--- LISTED RECORDS ---
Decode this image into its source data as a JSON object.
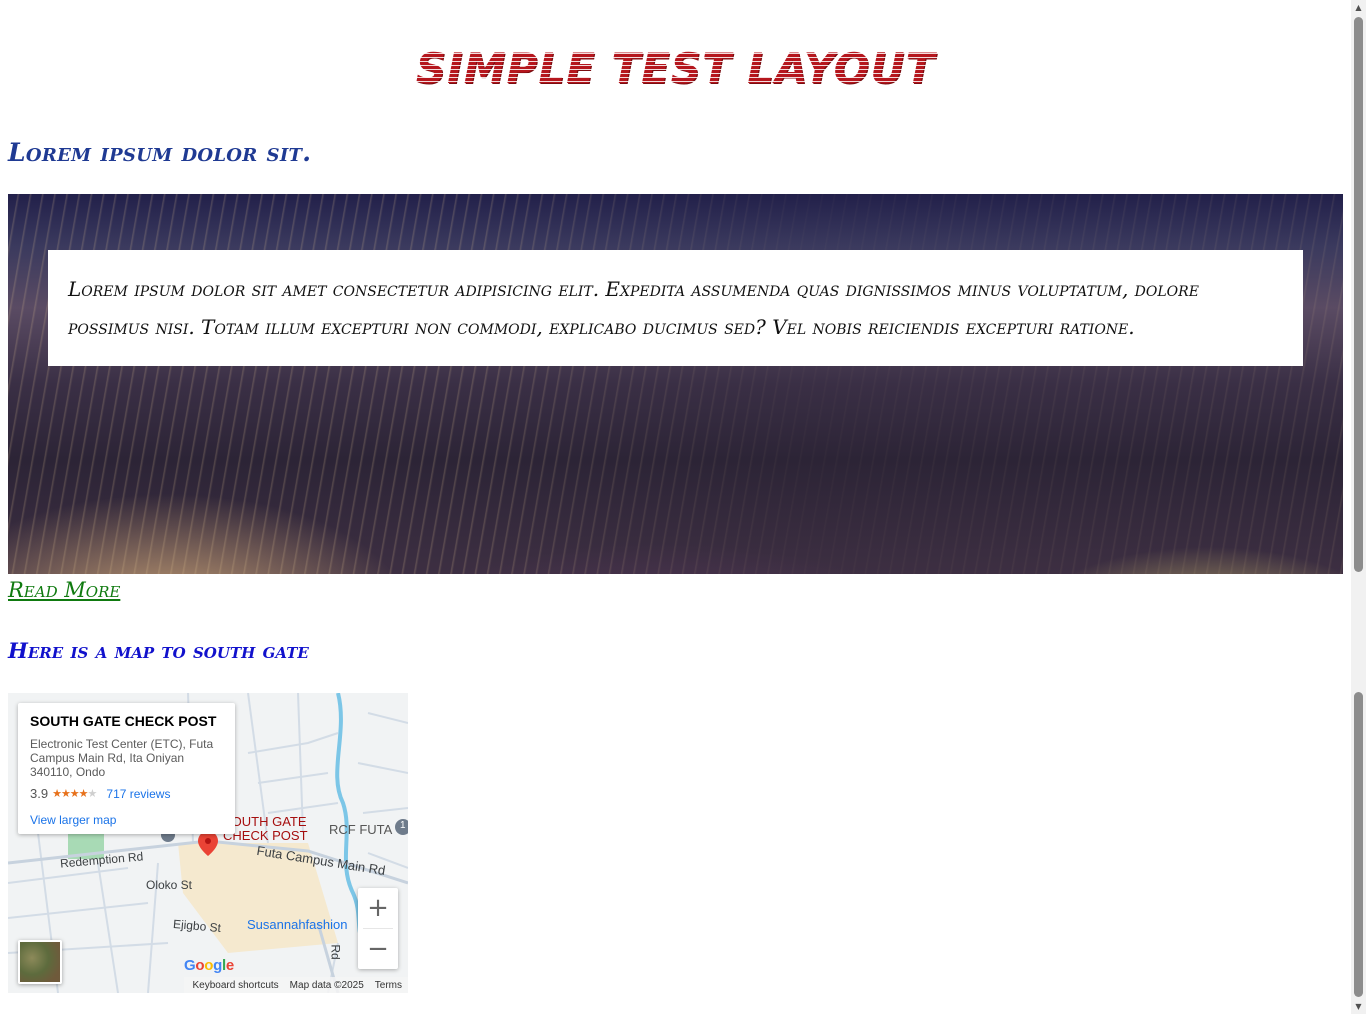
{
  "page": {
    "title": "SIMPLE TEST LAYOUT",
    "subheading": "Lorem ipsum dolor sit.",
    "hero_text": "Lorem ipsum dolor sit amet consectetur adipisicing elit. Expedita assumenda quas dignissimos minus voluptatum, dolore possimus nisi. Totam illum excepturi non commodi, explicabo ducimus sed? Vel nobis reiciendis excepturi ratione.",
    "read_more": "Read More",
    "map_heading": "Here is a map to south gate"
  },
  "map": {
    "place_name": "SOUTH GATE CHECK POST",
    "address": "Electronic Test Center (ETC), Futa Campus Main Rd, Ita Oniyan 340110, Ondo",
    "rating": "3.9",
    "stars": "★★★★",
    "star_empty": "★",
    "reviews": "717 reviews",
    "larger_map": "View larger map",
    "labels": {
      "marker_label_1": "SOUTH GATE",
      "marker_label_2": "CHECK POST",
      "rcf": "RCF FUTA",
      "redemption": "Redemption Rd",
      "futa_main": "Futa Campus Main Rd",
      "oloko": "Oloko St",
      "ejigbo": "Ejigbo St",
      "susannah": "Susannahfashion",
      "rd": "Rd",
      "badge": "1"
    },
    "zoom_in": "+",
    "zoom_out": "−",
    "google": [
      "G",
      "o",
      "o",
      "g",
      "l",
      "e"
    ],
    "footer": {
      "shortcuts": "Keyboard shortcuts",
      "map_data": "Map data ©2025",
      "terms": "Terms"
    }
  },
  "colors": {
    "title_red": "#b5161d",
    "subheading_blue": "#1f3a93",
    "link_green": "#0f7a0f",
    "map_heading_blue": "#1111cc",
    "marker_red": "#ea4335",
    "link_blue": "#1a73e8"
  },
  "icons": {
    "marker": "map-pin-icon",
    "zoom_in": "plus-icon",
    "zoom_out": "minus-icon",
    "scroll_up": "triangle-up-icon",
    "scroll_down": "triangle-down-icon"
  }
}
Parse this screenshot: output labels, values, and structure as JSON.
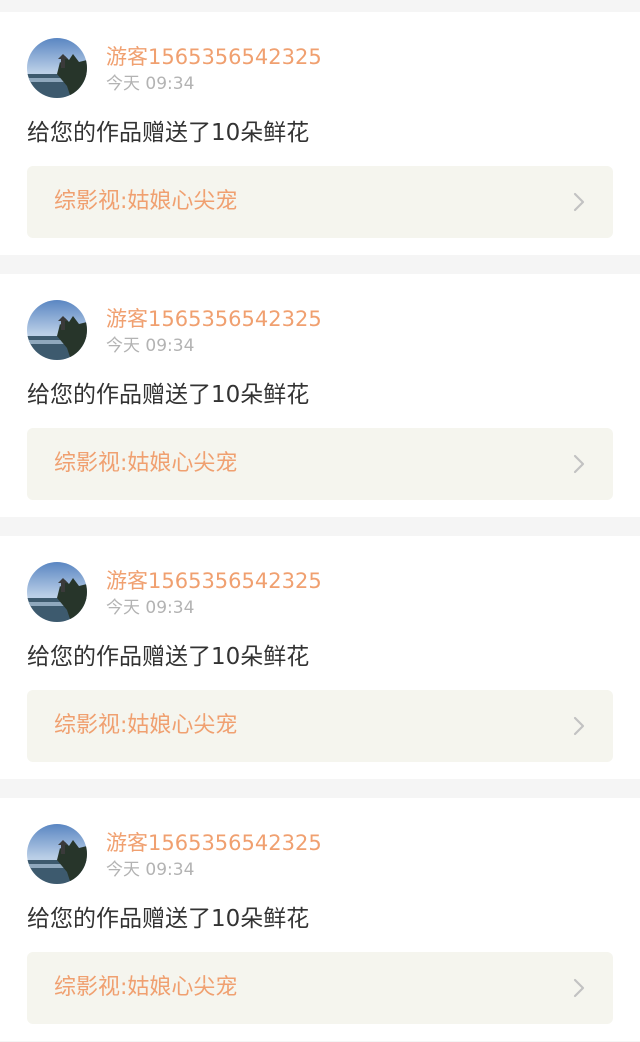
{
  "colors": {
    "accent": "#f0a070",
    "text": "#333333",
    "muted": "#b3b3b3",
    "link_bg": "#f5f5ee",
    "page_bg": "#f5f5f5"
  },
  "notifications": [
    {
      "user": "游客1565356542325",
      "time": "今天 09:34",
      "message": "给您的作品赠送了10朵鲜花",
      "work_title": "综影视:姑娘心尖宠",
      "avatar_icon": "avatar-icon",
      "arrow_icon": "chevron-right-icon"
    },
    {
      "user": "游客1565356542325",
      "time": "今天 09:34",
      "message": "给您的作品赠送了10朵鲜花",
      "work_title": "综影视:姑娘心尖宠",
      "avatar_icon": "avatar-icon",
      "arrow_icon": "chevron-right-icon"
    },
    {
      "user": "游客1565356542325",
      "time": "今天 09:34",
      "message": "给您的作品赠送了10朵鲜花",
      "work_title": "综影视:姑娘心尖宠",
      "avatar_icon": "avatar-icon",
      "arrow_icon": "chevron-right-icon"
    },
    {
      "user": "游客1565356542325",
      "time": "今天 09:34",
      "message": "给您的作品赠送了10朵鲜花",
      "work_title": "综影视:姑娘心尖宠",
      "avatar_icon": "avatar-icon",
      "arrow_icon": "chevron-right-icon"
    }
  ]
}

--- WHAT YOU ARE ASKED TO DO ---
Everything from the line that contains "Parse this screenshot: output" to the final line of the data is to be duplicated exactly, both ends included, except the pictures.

--- EXERCISE SOLUTION ---
Parse this screenshot: output labels, values, and structure as JSON.
{
  "colors": {
    "accent": "#f0a070",
    "text": "#333333",
    "muted": "#b3b3b3",
    "link_bg": "#f5f5ee",
    "page_bg": "#f5f5f5"
  },
  "notifications": [
    {
      "user": "游客1565356542325",
      "time": "今天 09:34",
      "message": "给您的作品赠送了10朵鲜花",
      "work_title": "综影视:姑娘心尖宠",
      "avatar_icon": "avatar-icon",
      "arrow_icon": "chevron-right-icon"
    },
    {
      "user": "游客1565356542325",
      "time": "今天 09:34",
      "message": "给您的作品赠送了10朵鲜花",
      "work_title": "综影视:姑娘心尖宠",
      "avatar_icon": "avatar-icon",
      "arrow_icon": "chevron-right-icon"
    },
    {
      "user": "游客1565356542325",
      "time": "今天 09:34",
      "message": "给您的作品赠送了10朵鲜花",
      "work_title": "综影视:姑娘心尖宠",
      "avatar_icon": "avatar-icon",
      "arrow_icon": "chevron-right-icon"
    },
    {
      "user": "游客1565356542325",
      "time": "今天 09:34",
      "message": "给您的作品赠送了10朵鲜花",
      "work_title": "综影视:姑娘心尖宠",
      "avatar_icon": "avatar-icon",
      "arrow_icon": "chevron-right-icon"
    }
  ]
}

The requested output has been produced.